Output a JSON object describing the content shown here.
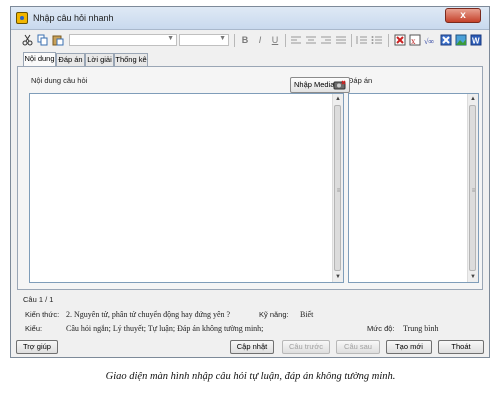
{
  "window": {
    "title": "Nhập câu hỏi nhanh",
    "close_label": "x"
  },
  "toolbar": {
    "icons": [
      "cut-icon",
      "copy-icon",
      "paste-icon",
      "font-combo",
      "size-combo",
      "bold-icon",
      "italic-icon",
      "underline-icon",
      "align-left-icon",
      "align-center-icon",
      "align-right-icon",
      "justify-icon",
      "numbered-list-icon",
      "bullet-list-icon",
      "insert-table-icon",
      "insert-symbol-icon",
      "insert-formula-icon",
      "remove-format-icon",
      "insert-image-icon",
      "word-import-icon"
    ],
    "bold": "B",
    "italic": "I",
    "underline": "U"
  },
  "tabs": [
    {
      "label": "Nội dung",
      "active": true
    },
    {
      "label": "Đáp án",
      "active": false
    },
    {
      "label": "Lời giải",
      "active": false
    },
    {
      "label": "Thống kê",
      "active": false
    }
  ],
  "content": {
    "question_label": "Nội dung câu hỏi",
    "media_button": "Nhập Media",
    "answer_label": "Đáp án"
  },
  "info": {
    "counter": "Câu 1 / 1",
    "knowledge_label": "Kiến thức:",
    "knowledge_value": "2. Nguyên tử, phân tử chuyển động hay đứng yên ?",
    "skill_label": "Kỹ năng:",
    "skill_value": "Biết",
    "type_label": "Kiểu:",
    "type_value": "Câu hỏi ngắn; Lý thuyết; Tự luận; Đáp án không tường minh;",
    "level_label": "Mức độ:",
    "level_value": "Trung bình"
  },
  "buttons": {
    "help": "Trợ giúp",
    "update": "Cập nhật",
    "previous": "Câu trước",
    "next": "Câu sau",
    "new": "Tạo mới",
    "exit": "Thoát"
  },
  "caption": "Giao diện màn hình nhập câu hỏi tự luận, đáp án không tường minh."
}
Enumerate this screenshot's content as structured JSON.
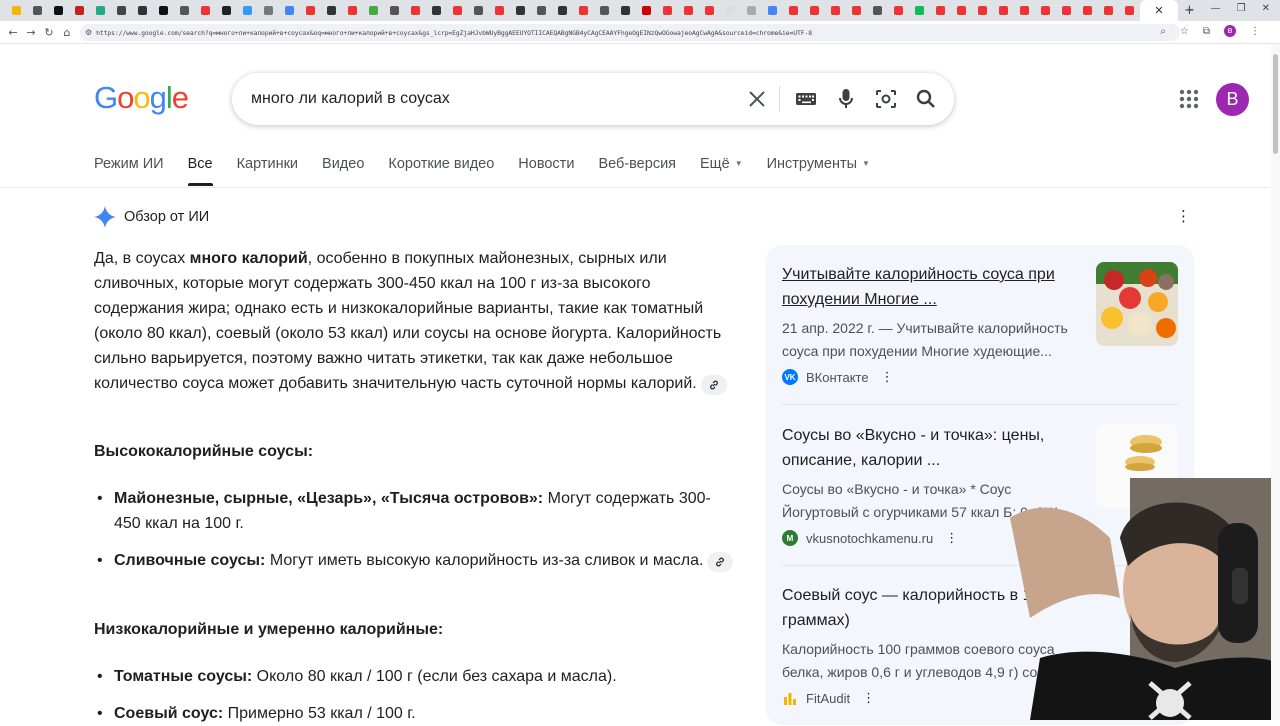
{
  "browser": {
    "url": "https://www.google.com/search?q=много+ли+калорий+в+соусах&oq=много+ли+калорий+в+соусах&gs_lcrp=EgZjaHJvbWUyBggAEEUYOTIICAEQABgNGB4yCAgCEAAYFhgeOgEINzQwOGowajeoAgCwAgA&sourceid=chrome&ie=UTF-8",
    "tab_favicon_colors": [
      "#f4b400",
      "#555",
      "#111",
      "#c5221f",
      "#2a8",
      "#444",
      "#333",
      "#111",
      "#555",
      "#e33",
      "#222",
      "#39f",
      "#777",
      "#4285f4",
      "#e33",
      "#333",
      "#e33",
      "#4a4",
      "#555",
      "#e33",
      "#333",
      "#e33",
      "#555",
      "#e33",
      "#333",
      "#555",
      "#333",
      "#e33",
      "#555",
      "#333",
      "#c00",
      "#e33",
      "#e33",
      "#e33",
      "#ddd",
      "#aaa",
      "#4285f4",
      "#e33",
      "#e33",
      "#e33",
      "#e33",
      "#555",
      "#e33",
      "#1b5",
      "#e33",
      "#e33",
      "#e33",
      "#e33",
      "#e33",
      "#e33",
      "#e33",
      "#e33",
      "#e33",
      "#e33"
    ]
  },
  "header": {
    "logo": "Google",
    "query": "много ли калорий в соусах",
    "avatar_letter": "B"
  },
  "filters": [
    {
      "label": "Режим ИИ",
      "active": false,
      "dropdown": false
    },
    {
      "label": "Все",
      "active": true,
      "dropdown": false
    },
    {
      "label": "Картинки",
      "active": false,
      "dropdown": false
    },
    {
      "label": "Видео",
      "active": false,
      "dropdown": false
    },
    {
      "label": "Короткие видео",
      "active": false,
      "dropdown": false
    },
    {
      "label": "Новости",
      "active": false,
      "dropdown": false
    },
    {
      "label": "Веб-версия",
      "active": false,
      "dropdown": false
    },
    {
      "label": "Ещё",
      "active": false,
      "dropdown": true
    },
    {
      "label": "Инструменты",
      "active": false,
      "dropdown": true
    }
  ],
  "ai_overview": {
    "title": "Обзор от ИИ",
    "intro_before_bold": "Да, в соусах ",
    "intro_bold": "много калорий",
    "intro_after": ", особенно в покупных майонезных, сырных или сливочных, которые могут содержать 300-450 ккал на 100 г из-за высокого содержания жира; однако есть и низкокалорийные варианты, такие как томатный (около 80 ккал), соевый (около 53 ккал) или соусы на основе йогурта. Калорийность сильно варьируется, поэтому важно читать этикетки, так как даже небольшое количество соуса может добавить значительную часть суточной нормы калорий.",
    "section1": "Высококалорийные соусы:",
    "b1_bold": "Майонезные, сырные, «Цезарь», «Тысяча островов»:",
    "b1_text": " Могут содержать 300-450 ккал на 100 г.",
    "b2_bold": "Сливочные соусы:",
    "b2_text": " Могут иметь высокую калорийность из-за сливок и масла.",
    "section2": "Низкокалорийные и умеренно калорийные:",
    "b3_bold": "Томатные соусы:",
    "b3_text": " Около 80 ккал / 100 г (если без сахара и масла).",
    "b4_bold": "Соевый соус:",
    "b4_text": " Примерно 53 ккал / 100 г."
  },
  "sources": [
    {
      "title": "Учитывайте калорийность соуса при похудении Многие ...",
      "snippet": "21 апр. 2022 г. — Учитывайте калорийность соуса при похудении Многие худеющие...",
      "site": "ВКонтакте",
      "icon_letter": "VK",
      "icon_color": "#0077ff"
    },
    {
      "title": "Соусы во «Вкусно - и точка»: цены, описание, калории ...",
      "snippet": "Соусы во «Вкусно - и точка» * Соус Йогуртовый с огурчиками 57 ккал Б: 0г / Ж: ...",
      "site": "vkusnotochkamenu.ru",
      "icon_letter": "M",
      "icon_color": "#2e7d32"
    },
    {
      "title": "Соевый соус — калорийность в 100 граммах)",
      "snippet": "Калорийность 100 граммов соевого соуса белка, жиров 0,6 г и углеводов 4,9 г) сос",
      "site": "FitAudit",
      "icon_letter": "",
      "icon_color": "#f4b400"
    }
  ]
}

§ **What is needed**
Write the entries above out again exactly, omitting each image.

§ **Output for this task**
Output a JSON object describing the content shown here.
{
  "window": {
    "title": "Nhập câu hỏi nhanh",
    "close_label": "x"
  },
  "toolbar": {
    "icons": [
      "cut-icon",
      "copy-icon",
      "paste-icon",
      "font-combo",
      "size-combo",
      "bold-icon",
      "italic-icon",
      "underline-icon",
      "align-left-icon",
      "align-center-icon",
      "align-right-icon",
      "justify-icon",
      "numbered-list-icon",
      "bullet-list-icon",
      "insert-table-icon",
      "insert-symbol-icon",
      "insert-formula-icon",
      "remove-format-icon",
      "insert-image-icon",
      "word-import-icon"
    ],
    "bold": "B",
    "italic": "I",
    "underline": "U"
  },
  "tabs": [
    {
      "label": "Nội dung",
      "active": true
    },
    {
      "label": "Đáp án",
      "active": false
    },
    {
      "label": "Lời giải",
      "active": false
    },
    {
      "label": "Thống kê",
      "active": false
    }
  ],
  "content": {
    "question_label": "Nội dung câu hỏi",
    "media_button": "Nhập Media",
    "answer_label": "Đáp án"
  },
  "info": {
    "counter": "Câu 1 / 1",
    "knowledge_label": "Kiến thức:",
    "knowledge_value": "2. Nguyên tử, phân tử chuyển động hay đứng yên ?",
    "skill_label": "Kỹ năng:",
    "skill_value": "Biết",
    "type_label": "Kiểu:",
    "type_value": "Câu hỏi ngắn; Lý thuyết; Tự luận; Đáp án không tường minh;",
    "level_label": "Mức độ:",
    "level_value": "Trung bình"
  },
  "buttons": {
    "help": "Trợ giúp",
    "update": "Cập nhật",
    "previous": "Câu trước",
    "next": "Câu sau",
    "new": "Tạo mới",
    "exit": "Thoát"
  },
  "caption": "Giao diện màn hình nhập câu hỏi tự luận, đáp án không tường minh."
}
Enumerate this screenshot's content as structured JSON.
{
  "browser": {
    "url": "https://www.google.com/search?q=много+ли+калорий+в+соусах&oq=много+ли+калорий+в+соусах&gs_lcrp=EgZjaHJvbWUyBggAEEUYOTIICAEQABgNGB4yCAgCEAAYFhgeOgEINzQwOGowajeoAgCwAgA&sourceid=chrome&ie=UTF-8",
    "tab_favicon_colors": [
      "#f4b400",
      "#555",
      "#111",
      "#c5221f",
      "#2a8",
      "#444",
      "#333",
      "#111",
      "#555",
      "#e33",
      "#222",
      "#39f",
      "#777",
      "#4285f4",
      "#e33",
      "#333",
      "#e33",
      "#4a4",
      "#555",
      "#e33",
      "#333",
      "#e33",
      "#555",
      "#e33",
      "#333",
      "#555",
      "#333",
      "#e33",
      "#555",
      "#333",
      "#c00",
      "#e33",
      "#e33",
      "#e33",
      "#ddd",
      "#aaa",
      "#4285f4",
      "#e33",
      "#e33",
      "#e33",
      "#e33",
      "#555",
      "#e33",
      "#1b5",
      "#e33",
      "#e33",
      "#e33",
      "#e33",
      "#e33",
      "#e33",
      "#e33",
      "#e33",
      "#e33",
      "#e33"
    ]
  },
  "header": {
    "logo": "Google",
    "query": "много ли калорий в соусах",
    "avatar_letter": "B"
  },
  "filters": [
    {
      "label": "Режим ИИ",
      "active": false,
      "dropdown": false
    },
    {
      "label": "Все",
      "active": true,
      "dropdown": false
    },
    {
      "label": "Картинки",
      "active": false,
      "dropdown": false
    },
    {
      "label": "Видео",
      "active": false,
      "dropdown": false
    },
    {
      "label": "Короткие видео",
      "active": false,
      "dropdown": false
    },
    {
      "label": "Новости",
      "active": false,
      "dropdown": false
    },
    {
      "label": "Веб-версия",
      "active": false,
      "dropdown": false
    },
    {
      "label": "Ещё",
      "active": false,
      "dropdown": true
    },
    {
      "label": "Инструменты",
      "active": false,
      "dropdown": true
    }
  ],
  "ai_overview": {
    "title": "Обзор от ИИ",
    "intro_before_bold": "Да, в соусах ",
    "intro_bold": "много калорий",
    "intro_after": ", особенно в покупных майонезных, сырных или сливочных, которые могут содержать 300-450 ккал на 100 г из-за высокого содержания жира; однако есть и низкокалорийные варианты, такие как томатный (около 80 ккал), соевый (около 53 ккал) или соусы на основе йогурта. Калорийность сильно варьируется, поэтому важно читать этикетки, так как даже небольшое количество соуса может добавить значительную часть суточной нормы калорий.",
    "section1": "Высококалорийные соусы:",
    "b1_bold": "Майонезные, сырные, «Цезарь», «Тысяча островов»:",
    "b1_text": " Могут содержать 300-450 ккал на 100 г.",
    "b2_bold": "Сливочные соусы:",
    "b2_text": " Могут иметь высокую калорийность из-за сливок и масла.",
    "section2": "Низкокалорийные и умеренно калорийные:",
    "b3_bold": "Томатные соусы:",
    "b3_text": " Около 80 ккал / 100 г (если без сахара и масла).",
    "b4_bold": "Соевый соус:",
    "b4_text": " Примерно 53 ккал / 100 г."
  },
  "sources": [
    {
      "title": "Учитывайте калорийность соуса при похудении Многие ...",
      "snippet": "21 апр. 2022 г. — Учитывайте калорийность соуса при похудении Многие худеющие...",
      "site": "ВКонтакте",
      "icon_letter": "VK",
      "icon_color": "#0077ff"
    },
    {
      "title": "Соусы во «Вкусно - и точка»: цены, описание, калории ...",
      "snippet": "Соусы во «Вкусно - и точка» * Соус Йогуртовый с огурчиками 57 ккал Б: 0г / Ж: ...",
      "site": "vkusnotochkamenu.ru",
      "icon_letter": "M",
      "icon_color": "#2e7d32"
    },
    {
      "title": "Соевый соус — калорийность в 100 граммах)",
      "snippet": "Калорийность 100 граммов соевого соуса белка, жиров 0,6 г и углеводов 4,9 г) сос",
      "site": "FitAudit",
      "icon_letter": "",
      "icon_color": "#f4b400"
    }
  ]
}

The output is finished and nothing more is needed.